West Virginia Historic Site
Between 1806-1807, the Patowmack Company excavated a 580-yard canal just above Virginius Island. Lift locks were erected at the lower end of this canal where the pulp mill ruins now stand. By deepening existing river channels above and below these locks,a waterway over a mile long was created.
Additional evidence of the Patowmack Company canals can be found along the Potomac at the Little Falls Skirting Canal, in the District of Columbia; the Patowmack Canal Lock at Great Falls, Va.; the Seneca Falls Canal near Seneca Lake;and House Falls above Harpers Ferry.
On Virginius Island in 1820, John H. Hall began assembling his patent rifles for the U.S. Government on Virginius Island.

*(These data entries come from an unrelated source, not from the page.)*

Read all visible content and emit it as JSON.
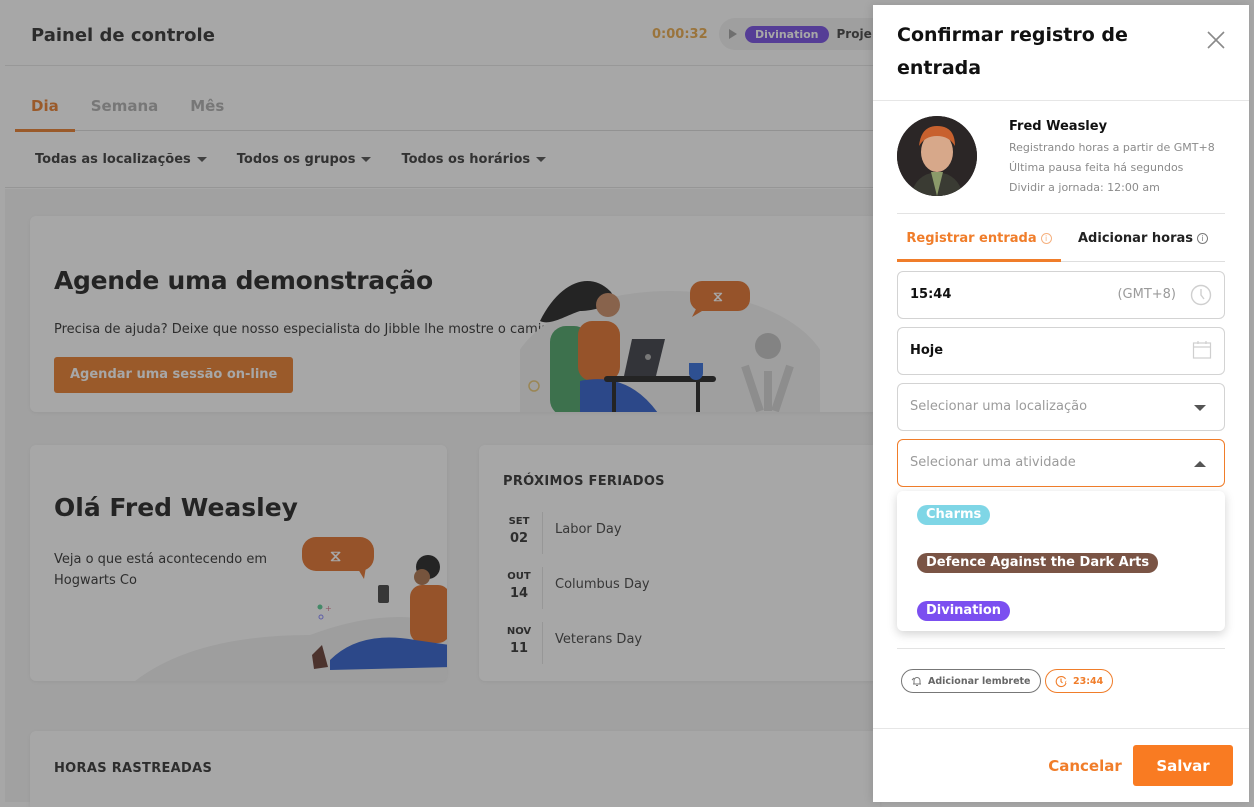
{
  "header": {
    "title": "Painel de controle",
    "timer": "0:00:32",
    "current_activity": "Divination",
    "current_project_partial": "Proje"
  },
  "tabs": [
    {
      "label": "Dia",
      "active": true
    },
    {
      "label": "Semana",
      "active": false
    },
    {
      "label": "Mês",
      "active": false
    }
  ],
  "filters": [
    {
      "label": "Todas as localizações"
    },
    {
      "label": "Todos os grupos"
    },
    {
      "label": "Todos os horários"
    }
  ],
  "demo_card": {
    "title": "Agende uma demonstração",
    "text": "Precisa de ajuda? Deixe que nosso especialista do Jibble lhe mostre o caminho.",
    "button_label": "Agendar uma sessão on-line"
  },
  "hello_card": {
    "title": "Olá Fred Weasley",
    "text": "Veja o que está acontecendo em Hogwarts Co"
  },
  "holidays_card": {
    "title": "PRÓXIMOS FERIADOS",
    "items": [
      {
        "month": "SET",
        "day": "02",
        "name": "Labor Day"
      },
      {
        "month": "OUT",
        "day": "14",
        "name": "Columbus Day"
      },
      {
        "month": "NOV",
        "day": "11",
        "name": "Veterans Day"
      }
    ]
  },
  "hours_card": {
    "title": "HORAS RASTREADAS"
  },
  "panel": {
    "title": "Confirmar registro de entrada",
    "user": {
      "name": "Fred Weasley",
      "lines": [
        "Registrando horas a partir de GMT+8",
        "Última pausa feita há segundos",
        "Dividir a jornada: 12:00 am"
      ]
    },
    "tabs": [
      {
        "label": "Registrar entrada",
        "active": true
      },
      {
        "label": "Adicionar horas",
        "active": false
      }
    ],
    "time_field": {
      "value": "15:44",
      "timezone": "(GMT+8)"
    },
    "date_field": {
      "value": "Hoje"
    },
    "location_field": {
      "placeholder": "Selecionar uma localização"
    },
    "activity_field": {
      "placeholder": "Selecionar uma atividade",
      "open": true
    },
    "activity_options": [
      {
        "label": "Charms",
        "color": "#7fd6e6"
      },
      {
        "label": "Defence Against the Dark Arts",
        "color": "#7a5445"
      },
      {
        "label": "Divination",
        "color": "#7b4ff0"
      }
    ],
    "reminder_label": "Adicionar lembrete",
    "auto_clockout_time": "23:44",
    "cancel_label": "Cancelar",
    "save_label": "Salvar"
  },
  "colors": {
    "accent": "#f07d2a",
    "divination": "#6a3fe0"
  }
}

The site became known as Hall's Rifle Works, and the island on which it sat--separated from Virginius Island by a narrow channel of the Shenandoah--became known as Lower Hall Island. In 1844, the government began replacing Hall's frame shops with a new brick Rifle Factory that produced standard U.S. Model rifles until the Civil War. In 1861, Confederate troops disassembled the weapons machinery and shipped it south before burning the factory.
In 1848, a four-story "Brick Factory Building, of the most permanent character," began operation here. The building was fitted with gas lights, heated by steam pipes, and equipped with the latest cotton machinery--18 carding engines, three drawing frames, 18 spinning frames, and 97 power looms. The owners employed 70 workers in 1850, half of whom were women. During the Civil War, the building served as a Union hospital, and after the war, the building was converted into a flour mill by the firm Child & McCreight, which installed the four Leffel turbines you still see today. By 1870, this mill was producing 80,000 barrels of flour a year. The building was abandoned after the Flood of 1889.
In 1849, a second four-story brick cotton mill was built by the owners of the adjacent Cotton Factory. Called “Valley Mills,” a contemporary news-paper account reported that “this factory is capable of manufacturing 400 lbs. of Cotton yarn, 100 lbs. of Batting, and 50 lbs. of Candle wick per day.” A fire destroyed the building in November 1852.
This immense structure is a newcomer to the area. Opened in 1888, the mill was outfitted with ten turbines, arranged in pairs, located in five of the mill's six flumes. These wheels powered a large circular saw, two disc barking machines, a splitter, six shaking screens, six wet press machines, and four wood grinders. Employing as many as 51 men, the mill produced about 40 tons of “Spruce Ground Wood Pulp” daily. The mill operated until 1935.